When I was a kid, my dad’s band supported Sarah Vaughan for two weeks. To me, she was really old and not sexy. Time shifts; I’m now older than she was. In every rock documentary, there are bald men who look 100 years old, talking about doing loads of cocaine with David Bowie. What do young people think?

The Who isn’t Daltrey and Townshend onstage at 80, pretending to be young. It’s the four of us in 1964, when we were 18 or 19. If you want to see the Who myth, wait for the avatar show. It would be good!

Do you find comfort in being onstage with Roger?

A few years ago, Des and I spoke about doing a one-man show like Bruce Springsteen did. We went to dinner, and I had a panic attack just thinking about it: A lot of Who fans come every night and eventually they’d be repeating what you say to them, which happened to Bruce.

It’s different when you’re in a band. I used to watch Roger knock people out if he didn’t like what they said. It feels like a gang. We did a show for fans at Christmas one year, and I said, “You’re a bunch of [expletive].” And they all went, “Yay, Pete!” They like me to hate them.

To me, Tommy’s response to trauma is both masochistic and sadistic. He’s denying himself the pleasure of being in the world, and he’s also torturing his mother.

Well, that’s worth doing. When I wrote “Tommy,” I didn’t know about my mother’s errancy. Years later, I asked her to tell me why I went to live with my grandmother, and she did. Rather than hit her, which would have been appropriate, I felt gratitude, because I had answers at last.

You’ve said that “Tommy” celebrates “the value of suffering and the transformation of suffering into joy.” Do you envy Tommy?

Envy a creature I’ve created? I don’t think of Tommy as anything more than a coat hanger on which to hang a whole series of ideas. It’s a smart quote, though. Thanks for giving it back to me.

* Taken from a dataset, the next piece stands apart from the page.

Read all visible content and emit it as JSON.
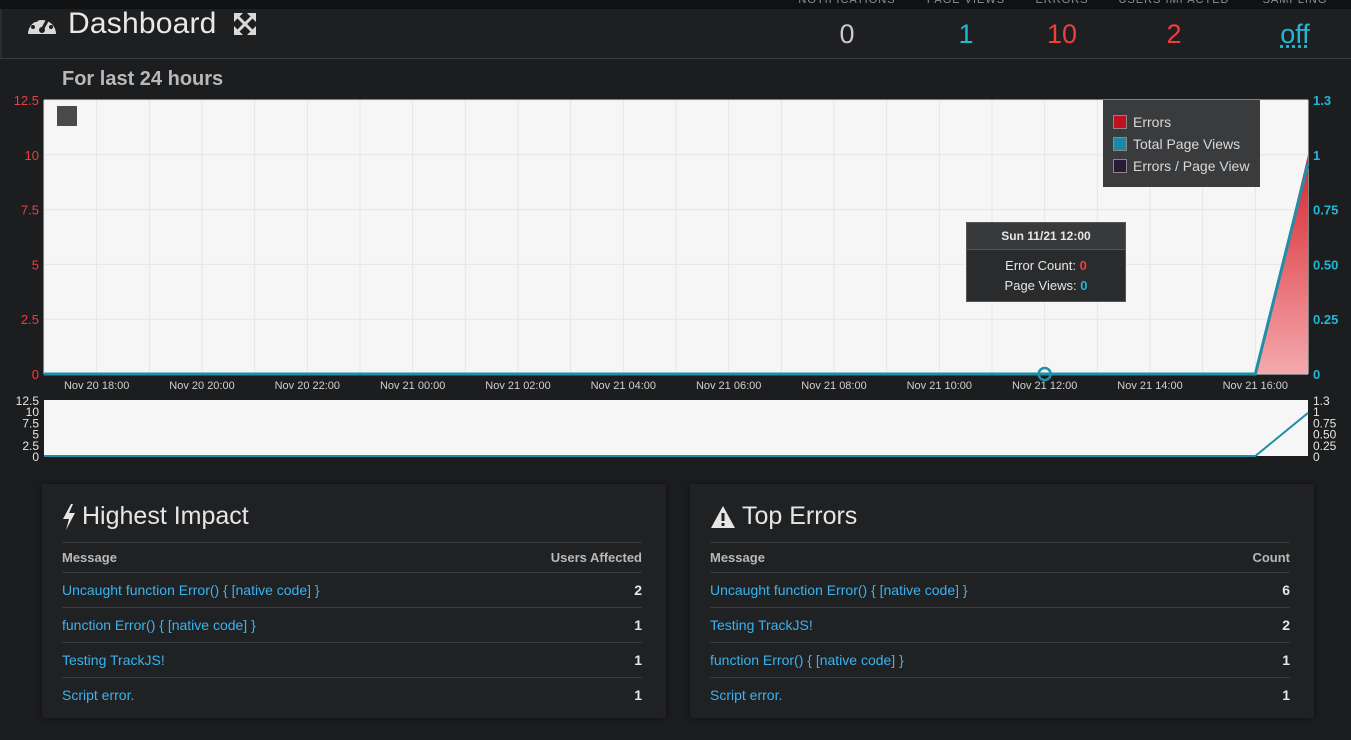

What is the legacy of “Tommy”?

It’s the idea that pop music can have a function beyond just getting through the day. I’ve lumbered myself, in a sense, with the responsibility to honor “Tommy,” which happened within the Who framework and grew out of the chaos of a rock ’n’ roll life.

Stephen Sondheim came to see “Tommy” on Broadway and said: “It’s good. I’m glad you’re having fun. Prepare yourself.”

I said, “What do you mean?” And he said, “It’s hell.” (Laughs)

Was he right?

Yeah, in a way. I had a musical called “Psychoderelict,” which I toured with in ’93, and it nearly killed me. I mean, literally. That year I also did a serious musical in London called “The Iron Man.” It was an utter disaster. So yeah, I understood what he meant.

Source link

Leave a Reply

Your email address will not be published. Required fields are marked *